WHAT YOU ARE ASKED TO DO >> What is the number of lines in the data that contain "Homo"? Respond with nothing else.

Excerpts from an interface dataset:
┏━━

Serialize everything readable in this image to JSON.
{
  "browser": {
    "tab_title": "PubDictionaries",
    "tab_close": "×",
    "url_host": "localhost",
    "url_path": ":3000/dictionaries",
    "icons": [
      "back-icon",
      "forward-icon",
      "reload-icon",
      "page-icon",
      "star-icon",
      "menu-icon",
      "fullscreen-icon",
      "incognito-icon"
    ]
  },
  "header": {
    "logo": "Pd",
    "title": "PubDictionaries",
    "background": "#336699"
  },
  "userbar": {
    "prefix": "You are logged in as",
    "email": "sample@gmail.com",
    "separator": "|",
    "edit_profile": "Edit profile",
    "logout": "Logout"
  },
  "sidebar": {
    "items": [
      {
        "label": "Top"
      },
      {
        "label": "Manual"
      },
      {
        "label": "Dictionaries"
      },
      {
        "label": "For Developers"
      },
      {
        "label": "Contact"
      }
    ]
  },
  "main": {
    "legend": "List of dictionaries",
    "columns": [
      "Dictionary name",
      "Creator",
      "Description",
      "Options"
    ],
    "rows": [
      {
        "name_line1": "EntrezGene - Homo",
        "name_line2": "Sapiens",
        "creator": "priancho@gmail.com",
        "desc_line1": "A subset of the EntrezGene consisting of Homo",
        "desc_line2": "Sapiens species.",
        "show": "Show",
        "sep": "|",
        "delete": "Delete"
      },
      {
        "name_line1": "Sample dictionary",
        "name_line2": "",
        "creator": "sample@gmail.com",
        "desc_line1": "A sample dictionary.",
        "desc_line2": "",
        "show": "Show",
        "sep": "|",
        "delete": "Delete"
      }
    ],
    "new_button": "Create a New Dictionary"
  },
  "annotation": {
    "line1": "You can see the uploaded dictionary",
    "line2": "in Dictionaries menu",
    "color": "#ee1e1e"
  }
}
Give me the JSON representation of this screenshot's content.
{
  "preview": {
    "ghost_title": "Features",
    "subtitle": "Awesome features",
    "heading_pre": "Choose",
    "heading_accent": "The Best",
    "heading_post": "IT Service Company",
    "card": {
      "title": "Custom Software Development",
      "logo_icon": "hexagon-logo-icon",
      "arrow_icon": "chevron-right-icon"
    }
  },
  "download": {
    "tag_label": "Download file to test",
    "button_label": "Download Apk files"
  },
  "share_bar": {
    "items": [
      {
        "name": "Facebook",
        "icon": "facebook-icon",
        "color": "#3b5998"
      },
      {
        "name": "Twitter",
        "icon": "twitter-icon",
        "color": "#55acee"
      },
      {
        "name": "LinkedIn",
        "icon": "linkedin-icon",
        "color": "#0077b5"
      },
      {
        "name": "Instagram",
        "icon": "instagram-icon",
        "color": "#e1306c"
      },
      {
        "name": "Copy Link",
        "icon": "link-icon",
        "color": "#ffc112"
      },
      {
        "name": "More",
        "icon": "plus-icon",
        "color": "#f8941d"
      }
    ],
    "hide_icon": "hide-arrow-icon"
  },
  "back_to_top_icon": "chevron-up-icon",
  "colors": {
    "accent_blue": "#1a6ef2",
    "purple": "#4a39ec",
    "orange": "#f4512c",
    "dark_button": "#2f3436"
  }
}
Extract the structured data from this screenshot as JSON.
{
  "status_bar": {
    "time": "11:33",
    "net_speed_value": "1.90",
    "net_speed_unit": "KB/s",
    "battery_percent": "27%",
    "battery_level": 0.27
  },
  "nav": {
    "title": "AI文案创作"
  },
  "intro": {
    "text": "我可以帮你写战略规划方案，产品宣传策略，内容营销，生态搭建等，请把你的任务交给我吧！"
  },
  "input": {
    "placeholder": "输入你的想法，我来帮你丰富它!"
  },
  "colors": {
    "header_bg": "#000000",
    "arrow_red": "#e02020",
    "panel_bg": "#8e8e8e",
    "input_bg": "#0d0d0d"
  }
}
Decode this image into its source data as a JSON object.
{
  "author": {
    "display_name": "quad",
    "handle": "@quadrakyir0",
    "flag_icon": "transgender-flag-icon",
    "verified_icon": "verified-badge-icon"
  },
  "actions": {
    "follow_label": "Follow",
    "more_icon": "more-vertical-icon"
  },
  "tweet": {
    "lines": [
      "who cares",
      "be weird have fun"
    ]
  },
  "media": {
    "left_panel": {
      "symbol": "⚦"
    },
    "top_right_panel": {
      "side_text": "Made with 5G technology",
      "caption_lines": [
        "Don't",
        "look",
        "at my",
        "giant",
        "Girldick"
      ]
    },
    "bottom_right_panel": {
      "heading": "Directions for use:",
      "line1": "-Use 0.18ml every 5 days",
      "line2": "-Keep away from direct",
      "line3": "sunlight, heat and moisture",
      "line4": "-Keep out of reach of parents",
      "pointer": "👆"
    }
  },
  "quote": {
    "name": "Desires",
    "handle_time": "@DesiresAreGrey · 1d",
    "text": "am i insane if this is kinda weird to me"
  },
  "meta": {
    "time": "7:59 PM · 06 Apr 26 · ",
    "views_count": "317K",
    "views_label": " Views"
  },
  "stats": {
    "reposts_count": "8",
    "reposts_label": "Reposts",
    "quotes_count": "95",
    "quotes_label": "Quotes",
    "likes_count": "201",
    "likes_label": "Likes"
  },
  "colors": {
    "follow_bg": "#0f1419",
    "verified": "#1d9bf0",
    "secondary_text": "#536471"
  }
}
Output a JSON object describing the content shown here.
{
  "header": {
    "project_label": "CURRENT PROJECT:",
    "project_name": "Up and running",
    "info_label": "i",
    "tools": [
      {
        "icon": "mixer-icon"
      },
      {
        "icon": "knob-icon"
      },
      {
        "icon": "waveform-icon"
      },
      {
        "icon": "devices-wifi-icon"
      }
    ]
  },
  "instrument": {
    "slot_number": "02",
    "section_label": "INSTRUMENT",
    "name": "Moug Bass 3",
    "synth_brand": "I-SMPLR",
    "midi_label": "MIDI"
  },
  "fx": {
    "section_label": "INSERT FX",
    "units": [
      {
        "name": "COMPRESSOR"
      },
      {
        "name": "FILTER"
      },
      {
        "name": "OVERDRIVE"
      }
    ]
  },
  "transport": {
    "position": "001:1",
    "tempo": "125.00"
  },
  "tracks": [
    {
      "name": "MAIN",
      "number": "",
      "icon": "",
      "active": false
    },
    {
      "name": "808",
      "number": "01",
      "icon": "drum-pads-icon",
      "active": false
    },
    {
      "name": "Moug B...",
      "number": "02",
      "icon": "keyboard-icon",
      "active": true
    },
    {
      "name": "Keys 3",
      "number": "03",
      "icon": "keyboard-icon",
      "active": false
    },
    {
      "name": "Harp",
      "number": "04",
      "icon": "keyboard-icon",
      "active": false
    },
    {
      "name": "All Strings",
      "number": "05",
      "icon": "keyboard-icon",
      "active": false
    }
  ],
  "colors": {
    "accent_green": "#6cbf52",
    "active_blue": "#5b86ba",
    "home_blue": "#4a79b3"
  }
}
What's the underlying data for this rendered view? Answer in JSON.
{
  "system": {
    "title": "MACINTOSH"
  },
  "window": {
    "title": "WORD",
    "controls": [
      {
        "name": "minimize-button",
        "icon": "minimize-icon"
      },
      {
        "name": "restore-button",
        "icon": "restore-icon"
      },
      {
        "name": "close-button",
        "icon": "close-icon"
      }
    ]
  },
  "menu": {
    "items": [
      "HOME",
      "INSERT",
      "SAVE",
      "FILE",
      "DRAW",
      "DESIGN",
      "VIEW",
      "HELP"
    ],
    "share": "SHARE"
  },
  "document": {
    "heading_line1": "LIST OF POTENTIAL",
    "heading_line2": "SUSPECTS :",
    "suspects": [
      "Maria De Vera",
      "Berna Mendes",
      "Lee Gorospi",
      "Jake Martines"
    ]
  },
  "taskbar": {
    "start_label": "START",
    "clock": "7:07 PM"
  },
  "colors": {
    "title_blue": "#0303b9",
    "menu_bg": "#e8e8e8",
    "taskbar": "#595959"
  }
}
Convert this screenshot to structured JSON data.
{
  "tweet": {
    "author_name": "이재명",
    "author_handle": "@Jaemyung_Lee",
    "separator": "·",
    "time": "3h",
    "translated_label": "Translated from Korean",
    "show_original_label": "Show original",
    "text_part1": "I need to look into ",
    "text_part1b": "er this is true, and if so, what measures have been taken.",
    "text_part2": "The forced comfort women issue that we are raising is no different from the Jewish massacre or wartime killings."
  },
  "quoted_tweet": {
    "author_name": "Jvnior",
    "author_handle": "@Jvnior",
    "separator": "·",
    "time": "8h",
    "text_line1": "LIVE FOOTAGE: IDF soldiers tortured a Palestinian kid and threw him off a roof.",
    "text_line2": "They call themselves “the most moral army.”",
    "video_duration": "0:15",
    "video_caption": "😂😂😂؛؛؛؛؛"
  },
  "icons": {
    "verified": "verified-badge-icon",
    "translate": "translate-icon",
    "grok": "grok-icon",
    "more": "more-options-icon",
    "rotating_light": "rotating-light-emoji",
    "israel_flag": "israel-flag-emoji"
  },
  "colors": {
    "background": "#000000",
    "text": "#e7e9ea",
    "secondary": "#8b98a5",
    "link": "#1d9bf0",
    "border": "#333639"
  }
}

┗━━

ANSWER TO THE PROBLEM >> 2